TASK DETAILS: For each line in the records that contains "JSON", make a copy.

━━━━━━

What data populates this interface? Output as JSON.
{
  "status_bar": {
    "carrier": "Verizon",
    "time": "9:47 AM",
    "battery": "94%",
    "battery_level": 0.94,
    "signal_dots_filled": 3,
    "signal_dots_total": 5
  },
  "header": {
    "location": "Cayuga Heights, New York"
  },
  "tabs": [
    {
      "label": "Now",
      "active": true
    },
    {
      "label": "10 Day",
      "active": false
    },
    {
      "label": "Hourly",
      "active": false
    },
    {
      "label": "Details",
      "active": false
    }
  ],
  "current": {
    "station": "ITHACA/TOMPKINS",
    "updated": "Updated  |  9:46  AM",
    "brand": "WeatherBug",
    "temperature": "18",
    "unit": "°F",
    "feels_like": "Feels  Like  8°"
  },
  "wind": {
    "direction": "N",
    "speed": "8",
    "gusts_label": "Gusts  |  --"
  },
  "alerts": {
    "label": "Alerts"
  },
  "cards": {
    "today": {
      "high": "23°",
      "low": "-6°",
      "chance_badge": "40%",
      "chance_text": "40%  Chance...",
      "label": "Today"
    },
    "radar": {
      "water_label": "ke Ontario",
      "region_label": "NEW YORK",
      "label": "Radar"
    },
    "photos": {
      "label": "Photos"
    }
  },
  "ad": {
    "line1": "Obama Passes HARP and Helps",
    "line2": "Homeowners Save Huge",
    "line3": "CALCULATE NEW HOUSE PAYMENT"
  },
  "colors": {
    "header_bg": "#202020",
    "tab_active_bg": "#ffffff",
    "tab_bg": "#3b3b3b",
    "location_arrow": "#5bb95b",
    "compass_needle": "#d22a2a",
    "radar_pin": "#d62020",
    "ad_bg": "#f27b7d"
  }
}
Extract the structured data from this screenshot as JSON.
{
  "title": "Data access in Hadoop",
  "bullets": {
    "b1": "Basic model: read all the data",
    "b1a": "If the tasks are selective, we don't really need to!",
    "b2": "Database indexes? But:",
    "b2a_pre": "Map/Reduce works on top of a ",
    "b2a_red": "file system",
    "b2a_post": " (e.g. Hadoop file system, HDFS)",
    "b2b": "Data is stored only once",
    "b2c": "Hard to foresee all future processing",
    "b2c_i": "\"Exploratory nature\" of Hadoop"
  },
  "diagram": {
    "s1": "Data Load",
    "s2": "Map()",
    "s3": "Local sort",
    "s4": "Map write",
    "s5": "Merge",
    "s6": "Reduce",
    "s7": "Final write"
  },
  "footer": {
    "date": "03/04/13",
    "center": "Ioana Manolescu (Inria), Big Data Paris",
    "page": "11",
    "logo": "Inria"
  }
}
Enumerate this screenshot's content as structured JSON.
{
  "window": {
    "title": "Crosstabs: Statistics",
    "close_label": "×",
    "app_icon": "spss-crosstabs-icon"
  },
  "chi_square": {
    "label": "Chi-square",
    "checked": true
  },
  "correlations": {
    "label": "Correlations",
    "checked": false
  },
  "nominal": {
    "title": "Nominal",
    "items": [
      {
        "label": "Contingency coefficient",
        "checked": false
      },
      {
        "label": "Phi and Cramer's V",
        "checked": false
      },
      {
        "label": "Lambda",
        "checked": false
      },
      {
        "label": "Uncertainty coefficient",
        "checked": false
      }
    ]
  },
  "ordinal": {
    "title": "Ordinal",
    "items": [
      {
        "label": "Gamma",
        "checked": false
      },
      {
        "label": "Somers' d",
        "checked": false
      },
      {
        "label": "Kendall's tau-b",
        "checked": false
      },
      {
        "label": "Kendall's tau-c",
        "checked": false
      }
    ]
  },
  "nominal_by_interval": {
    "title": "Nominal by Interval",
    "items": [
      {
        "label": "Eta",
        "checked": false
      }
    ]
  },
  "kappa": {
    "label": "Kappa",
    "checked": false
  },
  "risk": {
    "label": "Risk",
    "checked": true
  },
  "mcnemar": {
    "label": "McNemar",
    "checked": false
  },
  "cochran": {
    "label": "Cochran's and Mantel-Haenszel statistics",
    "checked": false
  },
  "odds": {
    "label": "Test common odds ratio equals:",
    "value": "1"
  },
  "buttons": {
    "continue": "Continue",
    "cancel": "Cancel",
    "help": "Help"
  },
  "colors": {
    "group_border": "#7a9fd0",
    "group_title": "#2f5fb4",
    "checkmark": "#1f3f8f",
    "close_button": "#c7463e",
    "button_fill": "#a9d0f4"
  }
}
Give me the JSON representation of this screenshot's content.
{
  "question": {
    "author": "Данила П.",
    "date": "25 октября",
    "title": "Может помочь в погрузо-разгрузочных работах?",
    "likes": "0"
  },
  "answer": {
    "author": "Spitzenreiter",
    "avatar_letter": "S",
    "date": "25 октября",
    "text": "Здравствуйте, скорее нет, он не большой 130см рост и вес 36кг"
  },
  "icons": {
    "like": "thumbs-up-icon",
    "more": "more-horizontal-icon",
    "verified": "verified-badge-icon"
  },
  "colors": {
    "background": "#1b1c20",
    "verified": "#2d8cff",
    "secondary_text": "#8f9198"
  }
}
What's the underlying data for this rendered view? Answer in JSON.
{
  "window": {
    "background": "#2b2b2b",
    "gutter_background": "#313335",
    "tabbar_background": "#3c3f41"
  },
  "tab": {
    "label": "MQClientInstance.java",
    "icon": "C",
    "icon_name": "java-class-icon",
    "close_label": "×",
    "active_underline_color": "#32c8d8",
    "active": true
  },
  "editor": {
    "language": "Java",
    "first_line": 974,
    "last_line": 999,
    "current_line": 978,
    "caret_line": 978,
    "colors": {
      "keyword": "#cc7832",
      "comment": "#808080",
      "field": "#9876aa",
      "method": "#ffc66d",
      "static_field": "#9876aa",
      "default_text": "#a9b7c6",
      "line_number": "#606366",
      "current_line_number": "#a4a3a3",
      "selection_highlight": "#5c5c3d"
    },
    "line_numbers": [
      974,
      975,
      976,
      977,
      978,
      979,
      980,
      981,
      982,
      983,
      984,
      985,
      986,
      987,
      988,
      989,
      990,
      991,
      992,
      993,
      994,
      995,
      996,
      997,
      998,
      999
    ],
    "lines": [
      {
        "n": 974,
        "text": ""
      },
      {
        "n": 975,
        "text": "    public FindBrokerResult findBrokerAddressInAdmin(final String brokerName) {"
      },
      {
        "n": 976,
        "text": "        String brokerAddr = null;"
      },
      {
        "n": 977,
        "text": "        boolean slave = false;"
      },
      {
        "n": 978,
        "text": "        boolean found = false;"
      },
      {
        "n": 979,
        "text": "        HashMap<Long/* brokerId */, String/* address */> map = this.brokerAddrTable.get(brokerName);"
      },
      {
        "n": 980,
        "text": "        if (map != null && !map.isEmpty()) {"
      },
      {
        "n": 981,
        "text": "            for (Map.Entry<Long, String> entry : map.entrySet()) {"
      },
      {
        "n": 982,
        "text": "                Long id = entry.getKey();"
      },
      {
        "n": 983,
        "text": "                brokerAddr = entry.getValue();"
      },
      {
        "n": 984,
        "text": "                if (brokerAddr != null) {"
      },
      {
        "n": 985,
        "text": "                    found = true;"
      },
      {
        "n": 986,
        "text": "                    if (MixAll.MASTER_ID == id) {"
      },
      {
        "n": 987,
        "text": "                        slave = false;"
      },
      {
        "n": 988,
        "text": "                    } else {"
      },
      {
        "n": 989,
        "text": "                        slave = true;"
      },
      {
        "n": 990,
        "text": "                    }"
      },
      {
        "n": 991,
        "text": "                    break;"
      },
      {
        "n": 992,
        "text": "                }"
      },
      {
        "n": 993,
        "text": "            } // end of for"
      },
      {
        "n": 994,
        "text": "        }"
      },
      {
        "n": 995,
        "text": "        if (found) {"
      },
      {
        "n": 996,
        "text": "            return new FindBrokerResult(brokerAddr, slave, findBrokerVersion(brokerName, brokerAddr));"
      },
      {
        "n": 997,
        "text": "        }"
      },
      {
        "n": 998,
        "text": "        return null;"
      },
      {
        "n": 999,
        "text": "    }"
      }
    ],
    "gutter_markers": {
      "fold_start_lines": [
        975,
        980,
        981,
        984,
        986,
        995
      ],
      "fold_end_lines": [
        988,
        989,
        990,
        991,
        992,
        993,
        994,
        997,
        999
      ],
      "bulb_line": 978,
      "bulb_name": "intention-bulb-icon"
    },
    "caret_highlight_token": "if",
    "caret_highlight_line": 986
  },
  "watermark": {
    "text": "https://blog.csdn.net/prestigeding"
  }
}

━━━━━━

RESULT OF THIS EXERCISE:
What data populates this interface? Output as JSON.
Extract the structured data from this screenshot as JSON.
Enumerate this screenshot's content as structured JSON.
Give me the JSON representation of this screenshot's content.
What's the underlying data for this rendered view? Answer in JSON.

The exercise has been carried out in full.